When a line of the entries contains "ring", please list that line.
*** Opening of RECORDED DATA ***
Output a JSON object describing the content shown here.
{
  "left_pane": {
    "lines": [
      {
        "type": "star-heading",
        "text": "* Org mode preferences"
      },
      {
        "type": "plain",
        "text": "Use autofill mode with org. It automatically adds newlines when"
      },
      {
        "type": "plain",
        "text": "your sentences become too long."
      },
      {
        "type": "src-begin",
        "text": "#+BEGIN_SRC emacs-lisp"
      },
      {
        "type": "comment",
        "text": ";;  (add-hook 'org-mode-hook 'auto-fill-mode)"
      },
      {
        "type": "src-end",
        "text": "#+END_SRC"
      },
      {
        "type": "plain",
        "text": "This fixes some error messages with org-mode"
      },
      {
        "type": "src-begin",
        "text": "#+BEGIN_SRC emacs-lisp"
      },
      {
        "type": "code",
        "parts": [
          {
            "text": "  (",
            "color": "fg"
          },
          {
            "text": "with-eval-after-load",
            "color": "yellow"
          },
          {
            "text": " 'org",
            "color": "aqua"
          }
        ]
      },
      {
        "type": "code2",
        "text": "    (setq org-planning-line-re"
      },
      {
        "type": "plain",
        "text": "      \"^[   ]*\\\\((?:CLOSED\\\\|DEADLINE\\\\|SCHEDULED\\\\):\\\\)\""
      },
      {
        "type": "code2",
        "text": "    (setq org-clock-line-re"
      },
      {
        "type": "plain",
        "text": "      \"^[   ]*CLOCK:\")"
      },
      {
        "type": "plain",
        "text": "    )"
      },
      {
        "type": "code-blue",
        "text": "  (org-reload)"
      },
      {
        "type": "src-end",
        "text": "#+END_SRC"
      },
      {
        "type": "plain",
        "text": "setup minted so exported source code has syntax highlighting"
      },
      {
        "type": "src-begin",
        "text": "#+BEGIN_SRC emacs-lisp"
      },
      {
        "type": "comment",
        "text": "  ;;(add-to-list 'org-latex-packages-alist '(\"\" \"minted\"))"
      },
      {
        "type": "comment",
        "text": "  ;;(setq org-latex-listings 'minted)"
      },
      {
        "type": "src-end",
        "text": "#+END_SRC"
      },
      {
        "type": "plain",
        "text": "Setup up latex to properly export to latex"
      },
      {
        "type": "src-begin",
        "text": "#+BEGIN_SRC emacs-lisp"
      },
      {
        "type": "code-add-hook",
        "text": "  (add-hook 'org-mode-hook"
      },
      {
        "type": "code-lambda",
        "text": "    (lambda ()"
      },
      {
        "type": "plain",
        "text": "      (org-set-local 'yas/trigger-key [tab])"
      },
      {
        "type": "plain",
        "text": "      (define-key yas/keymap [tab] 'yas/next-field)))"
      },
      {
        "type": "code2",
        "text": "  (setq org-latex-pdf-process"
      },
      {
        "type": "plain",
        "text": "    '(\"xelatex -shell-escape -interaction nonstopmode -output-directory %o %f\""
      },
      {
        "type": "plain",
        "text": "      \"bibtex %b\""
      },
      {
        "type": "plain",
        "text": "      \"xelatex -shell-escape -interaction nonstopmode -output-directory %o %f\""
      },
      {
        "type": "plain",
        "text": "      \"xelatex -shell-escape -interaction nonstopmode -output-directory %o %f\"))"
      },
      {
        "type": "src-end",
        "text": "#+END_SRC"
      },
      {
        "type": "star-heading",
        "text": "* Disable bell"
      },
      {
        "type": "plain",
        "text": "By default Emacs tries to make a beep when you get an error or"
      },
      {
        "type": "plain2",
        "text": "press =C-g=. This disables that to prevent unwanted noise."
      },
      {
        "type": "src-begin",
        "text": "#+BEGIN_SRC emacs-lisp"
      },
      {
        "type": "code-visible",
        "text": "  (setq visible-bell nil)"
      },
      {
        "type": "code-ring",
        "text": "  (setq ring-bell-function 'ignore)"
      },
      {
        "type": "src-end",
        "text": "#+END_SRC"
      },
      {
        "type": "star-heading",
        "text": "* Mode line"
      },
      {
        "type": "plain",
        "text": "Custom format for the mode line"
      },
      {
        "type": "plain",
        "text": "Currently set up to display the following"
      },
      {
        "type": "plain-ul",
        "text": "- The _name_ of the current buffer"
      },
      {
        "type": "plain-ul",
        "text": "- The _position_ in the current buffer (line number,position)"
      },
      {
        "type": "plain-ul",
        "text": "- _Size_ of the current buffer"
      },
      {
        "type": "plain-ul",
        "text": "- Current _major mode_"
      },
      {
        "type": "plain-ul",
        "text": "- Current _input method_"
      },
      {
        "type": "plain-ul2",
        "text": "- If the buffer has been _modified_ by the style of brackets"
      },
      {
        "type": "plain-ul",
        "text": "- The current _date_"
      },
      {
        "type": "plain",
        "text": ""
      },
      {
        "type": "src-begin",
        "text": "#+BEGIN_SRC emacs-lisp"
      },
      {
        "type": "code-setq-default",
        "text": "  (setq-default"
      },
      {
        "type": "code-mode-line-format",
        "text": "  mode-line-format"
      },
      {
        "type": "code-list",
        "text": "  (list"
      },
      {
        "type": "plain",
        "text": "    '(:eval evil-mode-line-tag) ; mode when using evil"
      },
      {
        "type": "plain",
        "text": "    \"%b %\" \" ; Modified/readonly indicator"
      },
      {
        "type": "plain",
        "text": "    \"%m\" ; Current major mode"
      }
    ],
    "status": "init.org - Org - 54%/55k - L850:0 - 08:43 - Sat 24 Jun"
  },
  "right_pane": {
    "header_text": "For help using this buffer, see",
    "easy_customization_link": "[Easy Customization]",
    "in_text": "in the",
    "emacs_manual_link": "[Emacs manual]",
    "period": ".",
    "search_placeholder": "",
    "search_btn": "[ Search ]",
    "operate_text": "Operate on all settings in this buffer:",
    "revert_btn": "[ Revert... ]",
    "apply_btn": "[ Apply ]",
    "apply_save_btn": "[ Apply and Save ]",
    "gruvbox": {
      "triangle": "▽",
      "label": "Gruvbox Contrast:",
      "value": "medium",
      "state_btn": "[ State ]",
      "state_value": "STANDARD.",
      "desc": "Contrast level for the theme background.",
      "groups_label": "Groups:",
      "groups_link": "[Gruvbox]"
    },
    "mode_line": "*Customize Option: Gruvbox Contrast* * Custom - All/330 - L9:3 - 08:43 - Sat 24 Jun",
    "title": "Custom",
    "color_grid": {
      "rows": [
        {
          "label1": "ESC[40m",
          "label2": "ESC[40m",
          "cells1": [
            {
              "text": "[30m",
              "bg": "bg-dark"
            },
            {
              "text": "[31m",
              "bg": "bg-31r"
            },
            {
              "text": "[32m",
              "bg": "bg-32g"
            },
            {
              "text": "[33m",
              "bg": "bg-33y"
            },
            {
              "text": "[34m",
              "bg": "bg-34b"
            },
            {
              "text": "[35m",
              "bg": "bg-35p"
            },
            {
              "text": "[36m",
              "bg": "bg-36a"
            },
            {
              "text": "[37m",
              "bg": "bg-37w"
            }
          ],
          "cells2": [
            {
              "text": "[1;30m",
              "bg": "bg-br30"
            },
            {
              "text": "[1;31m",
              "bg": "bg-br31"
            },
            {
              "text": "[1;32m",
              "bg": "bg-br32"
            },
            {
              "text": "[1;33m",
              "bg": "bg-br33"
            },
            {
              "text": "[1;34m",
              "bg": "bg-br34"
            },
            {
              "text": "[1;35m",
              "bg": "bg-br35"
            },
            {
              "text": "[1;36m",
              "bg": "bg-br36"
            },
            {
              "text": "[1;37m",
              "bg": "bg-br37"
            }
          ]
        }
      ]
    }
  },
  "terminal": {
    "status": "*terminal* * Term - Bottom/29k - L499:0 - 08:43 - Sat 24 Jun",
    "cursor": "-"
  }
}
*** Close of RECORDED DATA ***
EXERCISE RESPONSE —
        "type": "code-ring",
        "text": "  (setq ring-bell-function 'ignore)"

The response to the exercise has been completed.